Star Trek: Voyager did Kes and the fans no favors.
Star Trek is supposed to be an augmented mirror of sorts, where we can hold up realistic questions to it and see how it’d play out in a science fiction setting. This is the core tenant of the franchise and what makes Star Trek inherently Star Trek. That is its defining trait and the thing that makes Trek what it is. So when Voyager introduced the two-year-old Ocumpan and her boyfriend, the maybe-30-something Talaxian Neelix, no one was comfortable with that.
While Kes was an adult for her people, maybe as mature as Neelix was in that regard, all people heard was “two years old”. While species mix all the time in Star Trek, Neelix, and Kes dating was the ultimate argument against such a concept.
Kes was a Kazon slave, abused routinely until Neelix convinced the newly arrived Voyager crew to help rescue her. Kes and the other Ocampans were saved, and she and Neelix joined the crew of Voyager after the fact. The show often times painted Kes as a tad naive but very smart, while they painted Neelix as very possessive.
They were not a good couple and the fans hated them. It wasn’t just the way Neelix was written or the fact he started dating a two-year-old. It was the fact her character was designed to be a walking problem. Maybe the writers didn’t intend for this to happen, but the creation of Kes was a bad idea from the start.
Seriously, what were the writers of Star Trek: Voyager thinking when they created her
The writer deliberately created a character that would be controversial. They made it abundantly clear that she was two, and that she was only going to live a few more years.

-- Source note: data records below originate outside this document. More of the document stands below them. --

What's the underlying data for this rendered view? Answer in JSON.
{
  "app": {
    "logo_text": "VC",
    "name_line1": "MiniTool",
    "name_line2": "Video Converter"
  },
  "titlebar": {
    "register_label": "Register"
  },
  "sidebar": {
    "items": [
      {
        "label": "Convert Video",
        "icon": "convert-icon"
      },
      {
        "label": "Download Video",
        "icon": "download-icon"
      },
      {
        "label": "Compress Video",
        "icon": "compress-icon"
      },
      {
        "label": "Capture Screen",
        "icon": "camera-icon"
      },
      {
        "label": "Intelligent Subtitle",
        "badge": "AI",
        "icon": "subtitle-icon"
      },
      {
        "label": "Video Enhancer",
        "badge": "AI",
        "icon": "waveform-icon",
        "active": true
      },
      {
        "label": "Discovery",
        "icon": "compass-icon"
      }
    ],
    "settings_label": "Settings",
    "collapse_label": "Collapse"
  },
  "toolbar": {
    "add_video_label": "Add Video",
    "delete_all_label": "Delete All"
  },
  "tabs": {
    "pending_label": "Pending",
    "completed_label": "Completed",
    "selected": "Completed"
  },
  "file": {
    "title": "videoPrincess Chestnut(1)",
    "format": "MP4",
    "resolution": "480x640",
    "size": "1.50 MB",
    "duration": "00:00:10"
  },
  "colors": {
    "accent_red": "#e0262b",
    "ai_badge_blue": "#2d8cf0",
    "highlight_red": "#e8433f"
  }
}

They then gave her a creepy adult boyfriend, despite barely being into adulthood herself, and then, randomly gave her random psychic powers to spice her up.
She was day-old fried squash when all the writers really wanted was a pizza. You can’t turn one into another. There was nothing you could do to “fix” Kes. She was doomed from the start. Everything about her was going to be highly problematic and that was by design. Why? I have no idea, but I’d love to ask the creators of her why they felt it was appropriate to explore an age-gap relationship with a two-year-old.
She was way too young, had an inappropriate boyfriend, came from an alien race with a stupidly short lifespan, and had random powers that emerge for plot reasons.
She was designed to be controversial, so why is anyone surprised she was?